14 Jan 2014 Lindenwold cops: Report crime, forget immigration status

Law enforcement went to Lindenwold's Hispanic community Sunday with a message for immigrants in this country illegally:

We don't care. We want to prevent crime, and we need your help.

Speaking after a Spanish-language Mass at Our Lady of Guadalupe, Police Chief Thomas J. Brennan told a full church, "Anyone's status with regard to immigration is not important. Whether you are here legally or illegally, you're a member of this community and therefore deserve a right to be safe."

While investigating the Nov. 30 killing of an undocumented resident - Ever Santos Mancinas, slain during a robbery at his home as he protected a 16-year-old nephew - police began to realize the extent of crimes against Lindenwold's growing undocumented immigrant community, Brennan said.

"We soon realized that the reason they were being victimized quite frequently is they were not reporting these crimes to police for fear of their immigration status," Brennan said. Their primary concern was that contact with police would lead to deportation or other consequences, he said.

Speaking through a translator, Brennan stressed that residents could safely share their identities and information with police.

"You can report crimes anonymously, or by letter," he told the group. "The important thing is we need your help. What we're hoping to accomplish today is to build some trust."

The congregation applauded.

Derek DeCosmo, an immigration lawyer who organized the event, reiterated: "Police are not interested in your immigration status when you are not the perpetrator of a crime."

Members of the Camden County Prosecutor's Office made the same point and explained services available to crime victims.

The Rev. Joe Capella, pastor at Our Lady of Guadalupe, said he believed the meeting would make a difference.

"Will they now come forward? That's a very good question. Yes. I think that will change."

Sol Rocha, 40, of Clementon, here legally from Mexico, said: "There is a lot of crime in Lindenwold. I think this will help."

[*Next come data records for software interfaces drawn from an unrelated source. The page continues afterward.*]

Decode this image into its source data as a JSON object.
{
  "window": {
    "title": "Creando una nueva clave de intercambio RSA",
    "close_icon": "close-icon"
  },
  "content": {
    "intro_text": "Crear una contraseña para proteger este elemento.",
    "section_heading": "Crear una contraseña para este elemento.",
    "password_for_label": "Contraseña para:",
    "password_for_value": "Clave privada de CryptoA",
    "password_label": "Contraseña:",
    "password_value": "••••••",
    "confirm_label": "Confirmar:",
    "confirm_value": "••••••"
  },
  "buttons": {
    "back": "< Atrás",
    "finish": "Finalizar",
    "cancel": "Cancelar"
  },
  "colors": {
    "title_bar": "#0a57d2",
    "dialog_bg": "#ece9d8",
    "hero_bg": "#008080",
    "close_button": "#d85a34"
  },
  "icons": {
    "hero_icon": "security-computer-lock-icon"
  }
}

Francisco Monterosa, 49, of Lindenwold, an immigrant from El Salvador and a U.S. citizen, told police he was burglarized three days ago, when he returned home from the grocery store with his wife and children to find the crime in progress.

The thief took all their jewelry and left through the window he had broken to enter. Monterosa said he called police, and when no one came after 15 minutes, he called again, waiting another 15 minutes before police arrived.

He shared his story with officers Sunday.

He said he felt police did not patrol his neighborhood well, and never on foot. The burglar fled into the woods behind his apartment complex, he said.

Monterosa said his concern had less to do with whether people are here legally. He worries about retaliation. The immigrant community is small, he said. If he identifies a criminal, who is going to stop the man from getting out of jail in six months and seeking retribution? he asked. "How are they going to keep us safe?"

DeCosmo said the key to safer communities was persuading undocumented immigrants to share information with police.

"We let them know that we're not interested in their status if they come forward to help us solve murders," he said. "Solving a murder is more important than knowing whether somebody swam across the Rio Grande."

[email protected]215-313-3518